Prompt>
Give the records below again in full, exactly as written, but without any images.

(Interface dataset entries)
--- START ---

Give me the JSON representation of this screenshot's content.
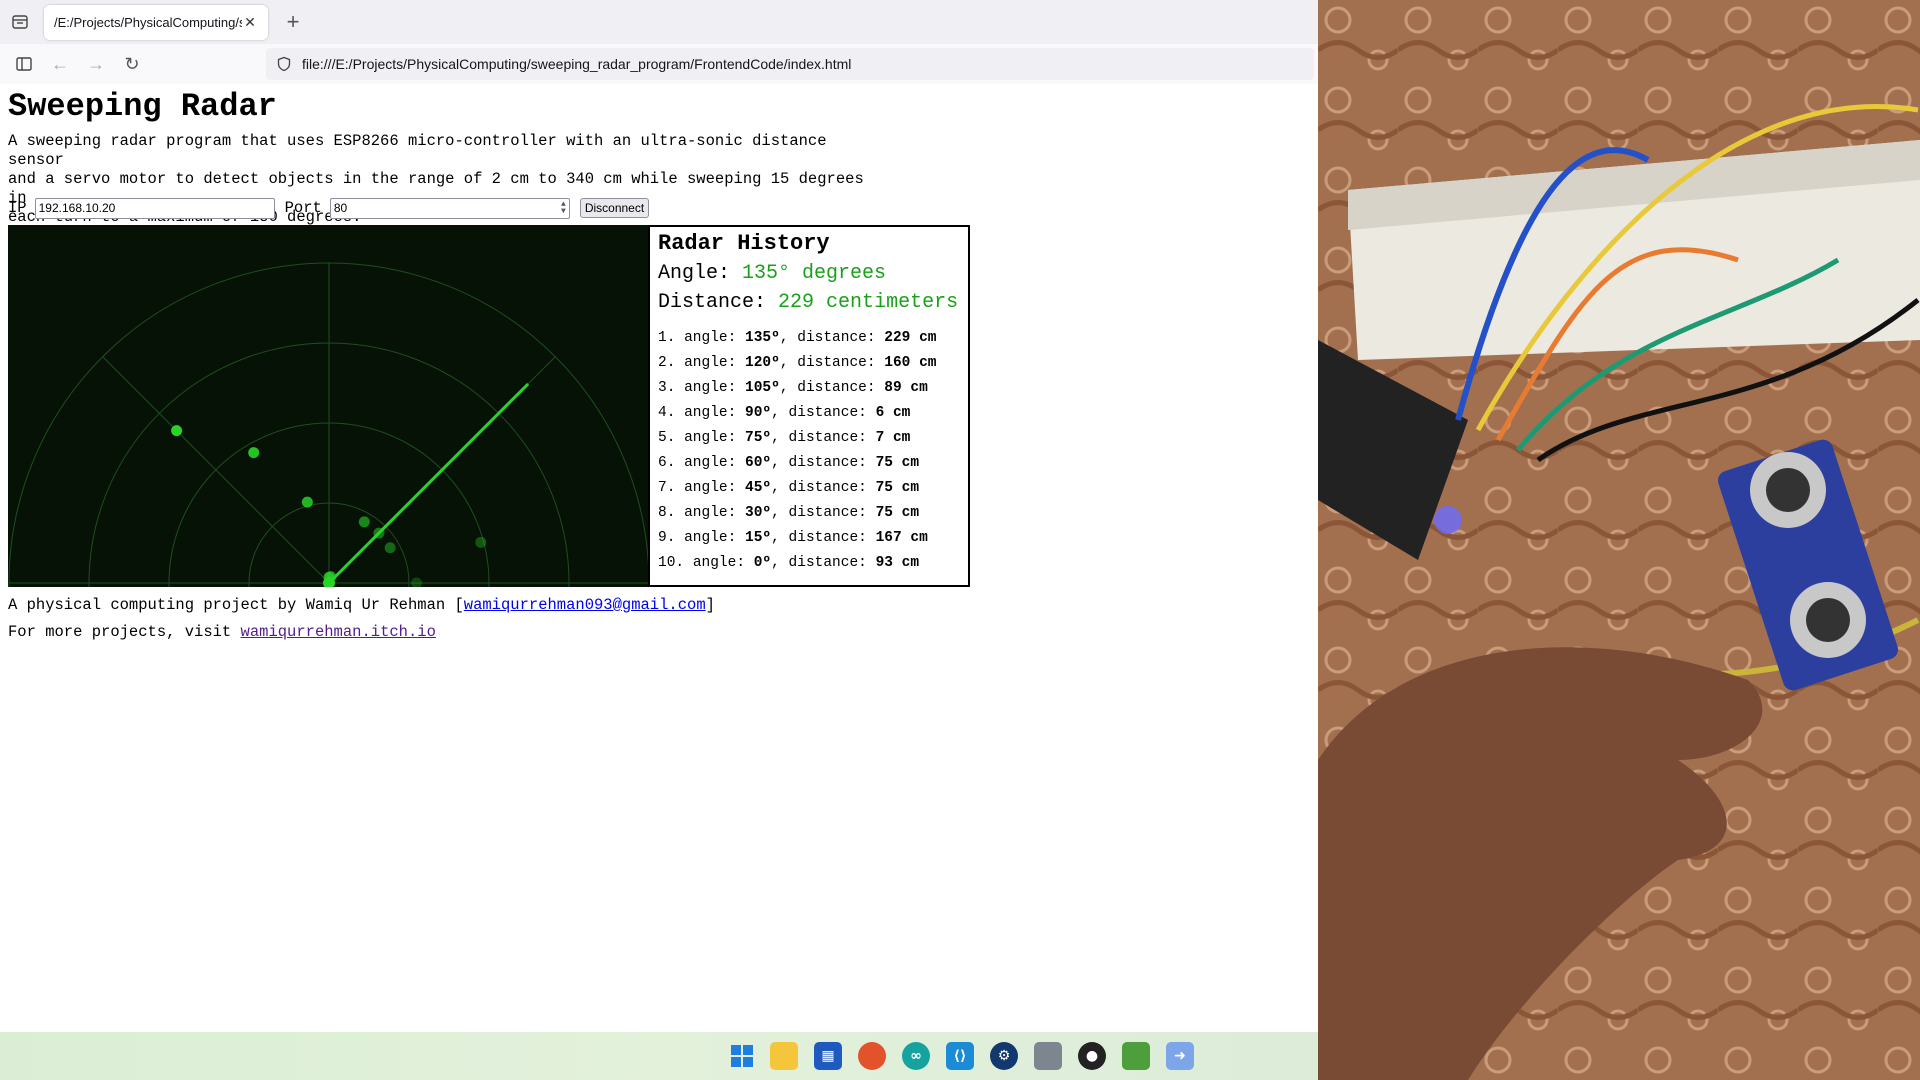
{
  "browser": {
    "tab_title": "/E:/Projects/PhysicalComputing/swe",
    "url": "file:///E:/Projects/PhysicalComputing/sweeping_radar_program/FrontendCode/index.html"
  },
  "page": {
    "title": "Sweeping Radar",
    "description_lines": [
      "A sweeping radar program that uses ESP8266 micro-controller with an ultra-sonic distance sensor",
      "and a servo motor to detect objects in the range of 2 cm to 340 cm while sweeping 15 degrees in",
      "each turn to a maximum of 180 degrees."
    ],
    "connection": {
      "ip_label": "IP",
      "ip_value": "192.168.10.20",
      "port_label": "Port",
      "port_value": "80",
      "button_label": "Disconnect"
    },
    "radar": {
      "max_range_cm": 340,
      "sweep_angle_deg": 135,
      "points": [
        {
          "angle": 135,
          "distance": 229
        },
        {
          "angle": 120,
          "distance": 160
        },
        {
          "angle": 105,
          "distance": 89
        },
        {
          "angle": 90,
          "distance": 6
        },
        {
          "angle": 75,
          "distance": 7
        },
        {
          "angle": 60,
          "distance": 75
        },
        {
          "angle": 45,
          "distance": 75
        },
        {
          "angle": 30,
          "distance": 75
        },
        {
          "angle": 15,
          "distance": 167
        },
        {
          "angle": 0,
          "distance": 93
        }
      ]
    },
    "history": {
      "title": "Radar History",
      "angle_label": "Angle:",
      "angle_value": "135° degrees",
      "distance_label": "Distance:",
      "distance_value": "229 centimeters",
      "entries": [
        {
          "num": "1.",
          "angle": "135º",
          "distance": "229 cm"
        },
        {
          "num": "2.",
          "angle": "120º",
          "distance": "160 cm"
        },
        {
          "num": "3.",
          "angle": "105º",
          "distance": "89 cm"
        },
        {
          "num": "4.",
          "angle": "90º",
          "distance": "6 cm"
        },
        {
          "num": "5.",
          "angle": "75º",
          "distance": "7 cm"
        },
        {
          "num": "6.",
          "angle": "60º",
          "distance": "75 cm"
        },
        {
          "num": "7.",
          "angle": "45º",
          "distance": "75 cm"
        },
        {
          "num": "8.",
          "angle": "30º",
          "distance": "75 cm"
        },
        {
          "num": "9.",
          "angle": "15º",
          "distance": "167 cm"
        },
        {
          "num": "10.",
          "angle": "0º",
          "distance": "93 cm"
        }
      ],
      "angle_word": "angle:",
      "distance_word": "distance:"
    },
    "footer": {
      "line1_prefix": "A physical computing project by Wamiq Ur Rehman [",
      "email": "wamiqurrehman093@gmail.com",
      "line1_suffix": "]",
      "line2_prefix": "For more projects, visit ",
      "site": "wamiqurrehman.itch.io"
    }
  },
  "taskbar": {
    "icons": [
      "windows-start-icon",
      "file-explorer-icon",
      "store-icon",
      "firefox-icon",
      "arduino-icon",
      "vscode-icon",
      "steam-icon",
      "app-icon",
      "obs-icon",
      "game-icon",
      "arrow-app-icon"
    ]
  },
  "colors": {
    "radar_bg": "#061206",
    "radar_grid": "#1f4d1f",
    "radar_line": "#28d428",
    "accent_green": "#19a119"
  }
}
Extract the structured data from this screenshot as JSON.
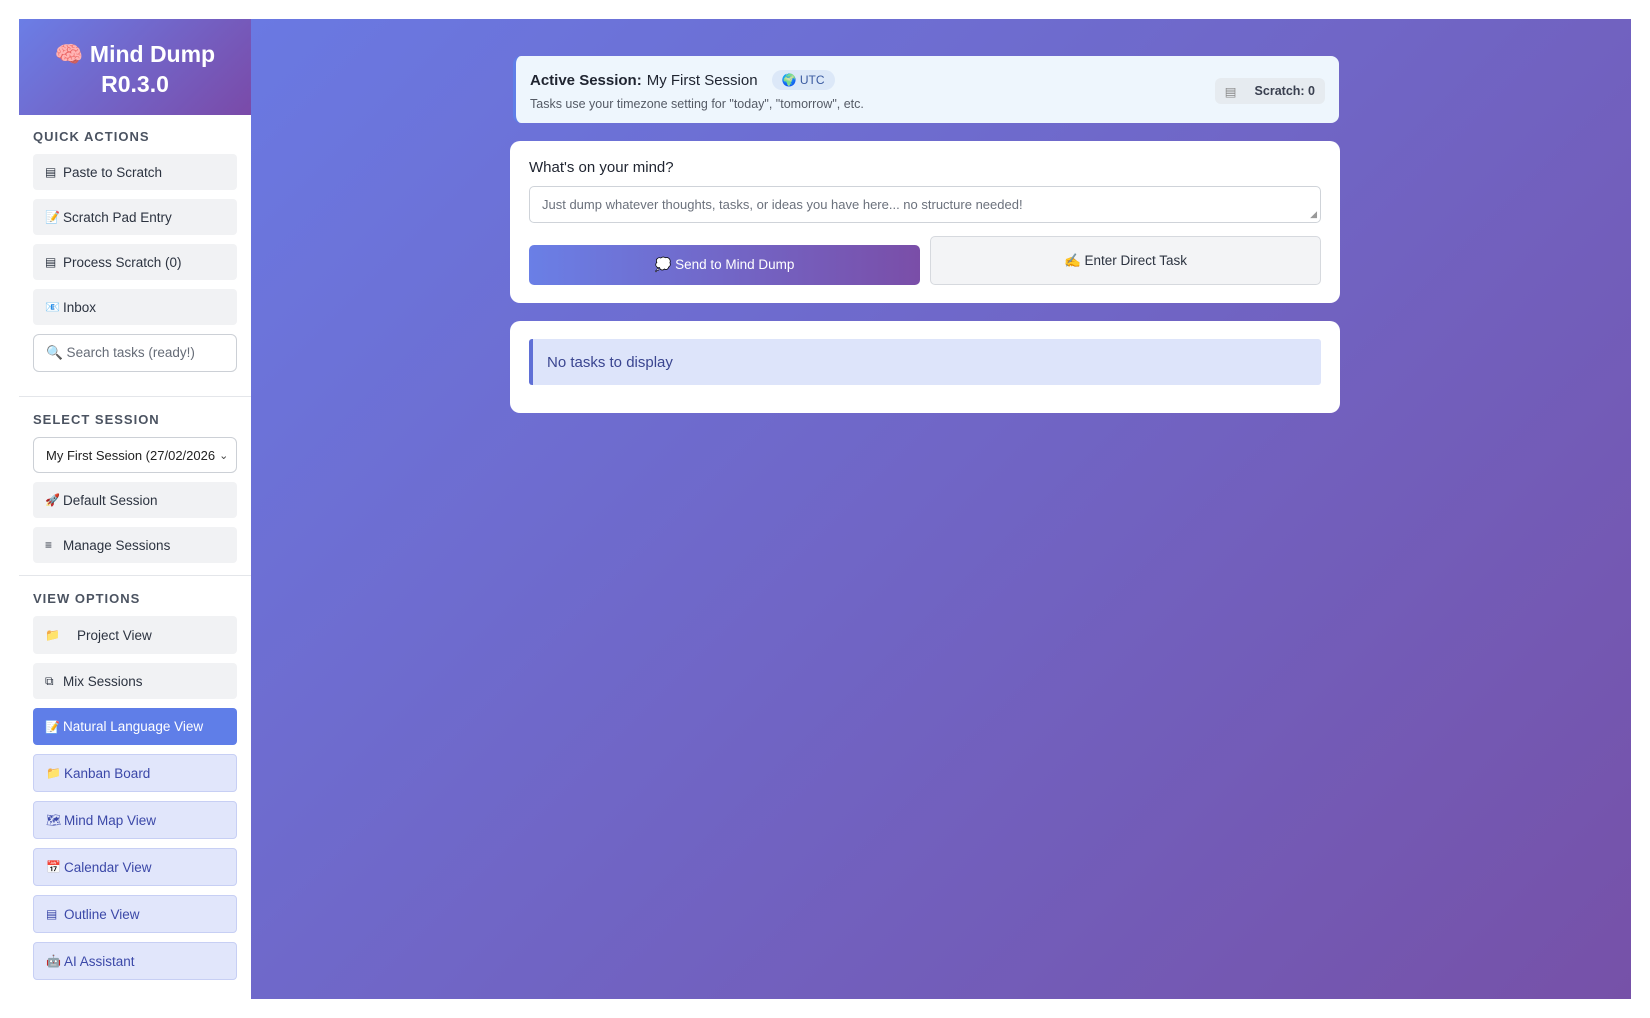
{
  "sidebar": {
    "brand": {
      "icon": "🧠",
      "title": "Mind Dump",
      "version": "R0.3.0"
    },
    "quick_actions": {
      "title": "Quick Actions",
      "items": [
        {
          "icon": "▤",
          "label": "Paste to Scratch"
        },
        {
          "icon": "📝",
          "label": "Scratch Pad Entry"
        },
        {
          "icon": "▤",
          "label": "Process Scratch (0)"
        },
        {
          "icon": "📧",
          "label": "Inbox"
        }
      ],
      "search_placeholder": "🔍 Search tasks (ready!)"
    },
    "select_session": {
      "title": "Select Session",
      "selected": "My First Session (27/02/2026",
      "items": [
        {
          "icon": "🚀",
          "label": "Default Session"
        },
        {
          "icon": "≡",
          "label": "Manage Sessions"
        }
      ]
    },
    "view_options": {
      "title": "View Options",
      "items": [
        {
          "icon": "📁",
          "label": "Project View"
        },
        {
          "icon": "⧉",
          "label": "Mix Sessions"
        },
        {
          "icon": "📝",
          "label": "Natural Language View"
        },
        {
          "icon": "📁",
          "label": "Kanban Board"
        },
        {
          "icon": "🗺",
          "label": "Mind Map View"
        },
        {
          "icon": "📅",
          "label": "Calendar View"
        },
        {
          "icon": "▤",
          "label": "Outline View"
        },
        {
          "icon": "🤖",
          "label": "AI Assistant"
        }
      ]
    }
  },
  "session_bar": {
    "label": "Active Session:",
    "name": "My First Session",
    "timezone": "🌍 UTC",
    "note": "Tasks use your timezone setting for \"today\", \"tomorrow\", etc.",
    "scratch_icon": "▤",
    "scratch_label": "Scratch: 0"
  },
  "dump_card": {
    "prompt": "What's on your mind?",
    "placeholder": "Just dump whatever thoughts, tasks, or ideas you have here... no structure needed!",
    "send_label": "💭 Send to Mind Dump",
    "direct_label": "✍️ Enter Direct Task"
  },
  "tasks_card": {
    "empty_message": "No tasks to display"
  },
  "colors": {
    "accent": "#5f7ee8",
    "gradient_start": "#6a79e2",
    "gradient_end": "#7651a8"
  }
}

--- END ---

Result of the task>
Give me the JSON representation of this screenshot's content.
{
  "browser": {
    "tab_title": "/E:/Projects/PhysicalComputing/swe",
    "url": "file:///E:/Projects/PhysicalComputing/sweeping_radar_program/FrontendCode/index.html"
  },
  "page": {
    "title": "Sweeping Radar",
    "description_lines": [
      "A sweeping radar program that uses ESP8266 micro-controller with an ultra-sonic distance sensor",
      "and a servo motor to detect objects in the range of 2 cm to 340 cm while sweeping 15 degrees in",
      "each turn to a maximum of 180 degrees."
    ],
    "connection": {
      "ip_label": "IP",
      "ip_value": "192.168.10.20",
      "port_label": "Port",
      "port_value": "80",
      "button_label": "Disconnect"
    },
    "radar": {
      "max_range_cm": 340,
      "sweep_angle_deg": 135,
      "points": [
        {
          "angle": 135,
          "distance": 229
        },
        {
          "angle": 120,
          "distance": 160
        },
        {
          "angle": 105,
          "distance": 89
        },
        {
          "angle": 90,
          "distance": 6
        },
        {
          "angle": 75,
          "distance": 7
        },
        {
          "angle": 60,
          "distance": 75
        },
        {
          "angle": 45,
          "distance": 75
        },
        {
          "angle": 30,
          "distance": 75
        },
        {
          "angle": 15,
          "distance": 167
        },
        {
          "angle": 0,
          "distance": 93
        }
      ]
    },
    "history": {
      "title": "Radar History",
      "angle_label": "Angle:",
      "angle_value": "135° degrees",
      "distance_label": "Distance:",
      "distance_value": "229 centimeters",
      "entries": [
        {
          "num": "1.",
          "angle": "135º",
          "distance": "229 cm"
        },
        {
          "num": "2.",
          "angle": "120º",
          "distance": "160 cm"
        },
        {
          "num": "3.",
          "angle": "105º",
          "distance": "89 cm"
        },
        {
          "num": "4.",
          "angle": "90º",
          "distance": "6 cm"
        },
        {
          "num": "5.",
          "angle": "75º",
          "distance": "7 cm"
        },
        {
          "num": "6.",
          "angle": "60º",
          "distance": "75 cm"
        },
        {
          "num": "7.",
          "angle": "45º",
          "distance": "75 cm"
        },
        {
          "num": "8.",
          "angle": "30º",
          "distance": "75 cm"
        },
        {
          "num": "9.",
          "angle": "15º",
          "distance": "167 cm"
        },
        {
          "num": "10.",
          "angle": "0º",
          "distance": "93 cm"
        }
      ],
      "angle_word": "angle:",
      "distance_word": "distance:"
    },
    "footer": {
      "line1_prefix": "A physical computing project by Wamiq Ur Rehman [",
      "email": "wamiqurrehman093@gmail.com",
      "line1_suffix": "]",
      "line2_prefix": "For more projects, visit ",
      "site": "wamiqurrehman.itch.io"
    }
  },
  "taskbar": {
    "icons": [
      "windows-start-icon",
      "file-explorer-icon",
      "store-icon",
      "firefox-icon",
      "arduino-icon",
      "vscode-icon",
      "steam-icon",
      "app-icon",
      "obs-icon",
      "game-icon",
      "arrow-app-icon"
    ]
  },
  "colors": {
    "radar_bg": "#061206",
    "radar_grid": "#1f4d1f",
    "radar_line": "#28d428",
    "accent_green": "#19a119"
  }
}
Extract the structured data from this screenshot as JSON.
{
  "sidebar": {
    "brand": {
      "icon": "🧠",
      "title": "Mind Dump",
      "version": "R0.3.0"
    },
    "quick_actions": {
      "title": "Quick Actions",
      "items": [
        {
          "icon": "▤",
          "label": "Paste to Scratch"
        },
        {
          "icon": "📝",
          "label": "Scratch Pad Entry"
        },
        {
          "icon": "▤",
          "label": "Process Scratch (0)"
        },
        {
          "icon": "📧",
          "label": "Inbox"
        }
      ],
      "search_placeholder": "🔍 Search tasks (ready!)"
    },
    "select_session": {
      "title": "Select Session",
      "selected": "My First Session (27/02/2026",
      "items": [
        {
          "icon": "🚀",
          "label": "Default Session"
        },
        {
          "icon": "≡",
          "label": "Manage Sessions"
        }
      ]
    },
    "view_options": {
      "title": "View Options",
      "items": [
        {
          "icon": "📁",
          "label": "Project View"
        },
        {
          "icon": "⧉",
          "label": "Mix Sessions"
        },
        {
          "icon": "📝",
          "label": "Natural Language View"
        },
        {
          "icon": "📁",
          "label": "Kanban Board"
        },
        {
          "icon": "🗺",
          "label": "Mind Map View"
        },
        {
          "icon": "📅",
          "label": "Calendar View"
        },
        {
          "icon": "▤",
          "label": "Outline View"
        },
        {
          "icon": "🤖",
          "label": "AI Assistant"
        }
      ]
    }
  },
  "session_bar": {
    "label": "Active Session:",
    "name": "My First Session",
    "timezone": "🌍 UTC",
    "note": "Tasks use your timezone setting for \"today\", \"tomorrow\", etc.",
    "scratch_icon": "▤",
    "scratch_label": "Scratch: 0"
  },
  "dump_card": {
    "prompt": "What's on your mind?",
    "placeholder": "Just dump whatever thoughts, tasks, or ideas you have here... no structure needed!",
    "send_label": "💭 Send to Mind Dump",
    "direct_label": "✍️ Enter Direct Task"
  },
  "tasks_card": {
    "empty_message": "No tasks to display"
  },
  "colors": {
    "accent": "#5f7ee8",
    "gradient_start": "#6a79e2",
    "gradient_end": "#7651a8"
  }
}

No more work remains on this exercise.